Reed immediately tapped Antony to sing on The Raven and invited him along on a world tour, then tirelessly championed the British-born singer until Rough Trade finally signed him in 2005. Nine months later, Antony’s breakthrough album, I Am a Bird Now (featuring Reed, Boy George, and Rufus Wainwright, among others), snagged Britain’s most prestigious music award, the Mercury Prize; collaborations with Björk, Laurie Anderson, and Marianne Faithfull followed.

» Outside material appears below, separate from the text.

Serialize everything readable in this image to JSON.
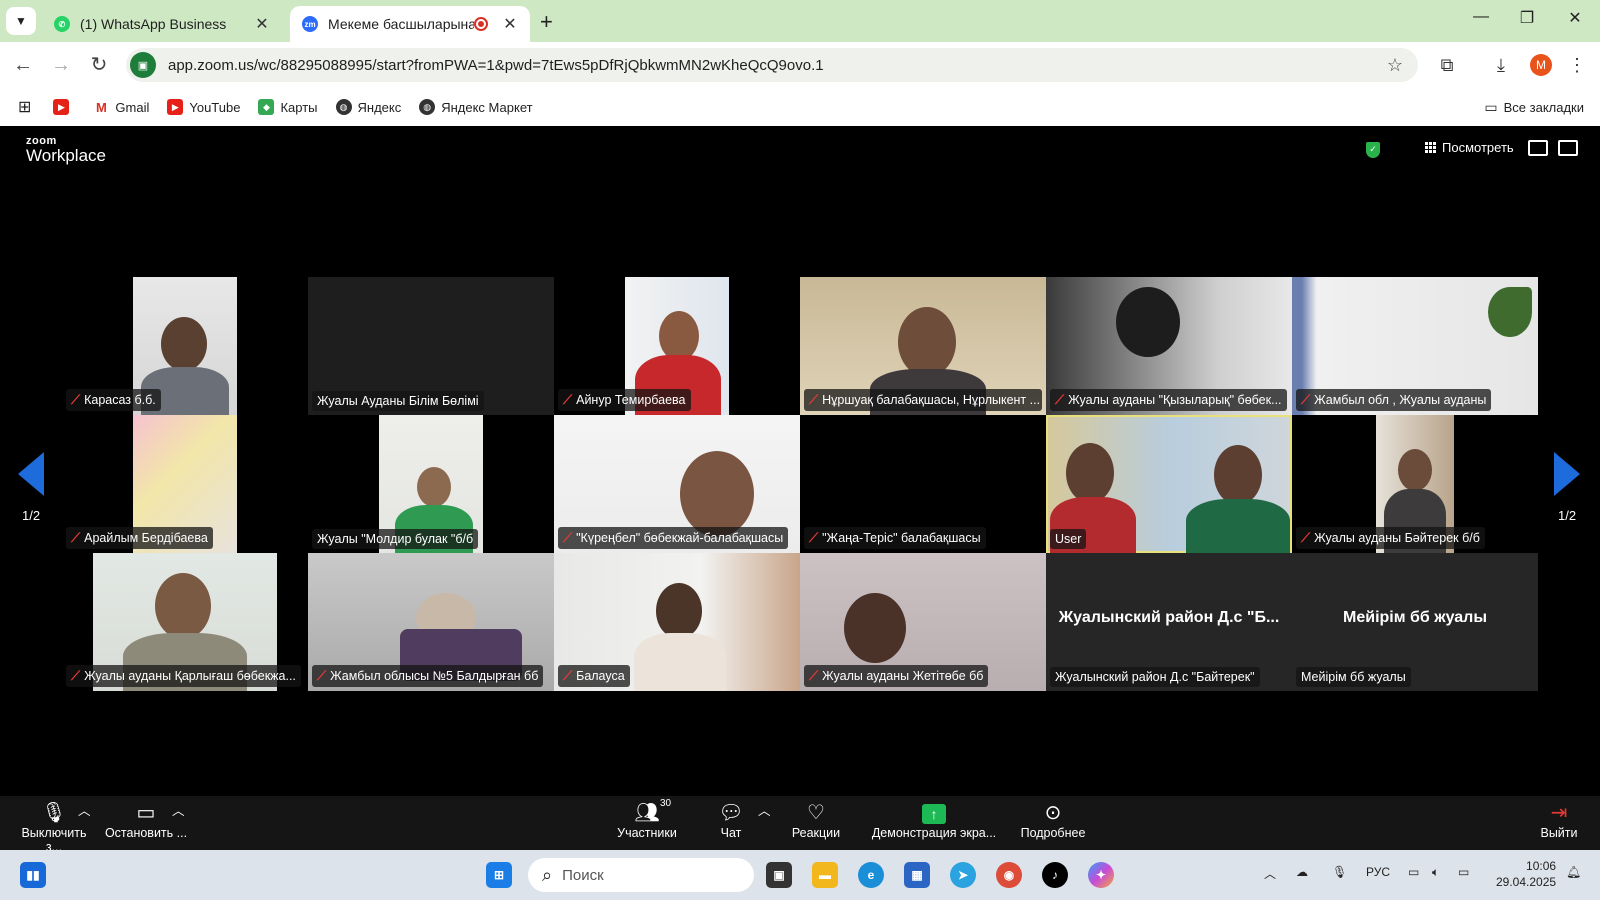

“Ant can do things that very few people can do,” Reed said. “He can break your heart, hold your attention. It’s such emotional singing. The only other person I’ve been around who could do that is [legendary jazz singer] Jimmy Scott, and we all bow at the altar of Jimmy Scott. But Ant can get up there with Jimmy. You don’t find this kind of combination of intensity, range, perfect pitch, writing skill, delicacy, and power.”
“You know, Lou is not somebody who is easily tender,” performance artist Marina Abramović, who is close to both men, pointed out, “and with Antony he just melts. He’s very protective of him.” Abramović was at Carnegie Hall at a 2006 Christmas concert by Wainwright when Antony launched into “Snowy Angel.” “I literally stood up from the seat and started crying,” she recalled. “The voice was like something out of this world, but also it was how he was moving himself—the strange, spastic hand movements, the way he was possessed by the music and his body could not fight it.” Soon after, she invited him to sing at her 60th-birthday party at the Guggenheim Museum, and even over the din of 450 dining guests his voice commanded the atrium. Soon “there was complete silence,” recalled Abramović. “The next day the artists, the trustees…everyone there was Googling him.”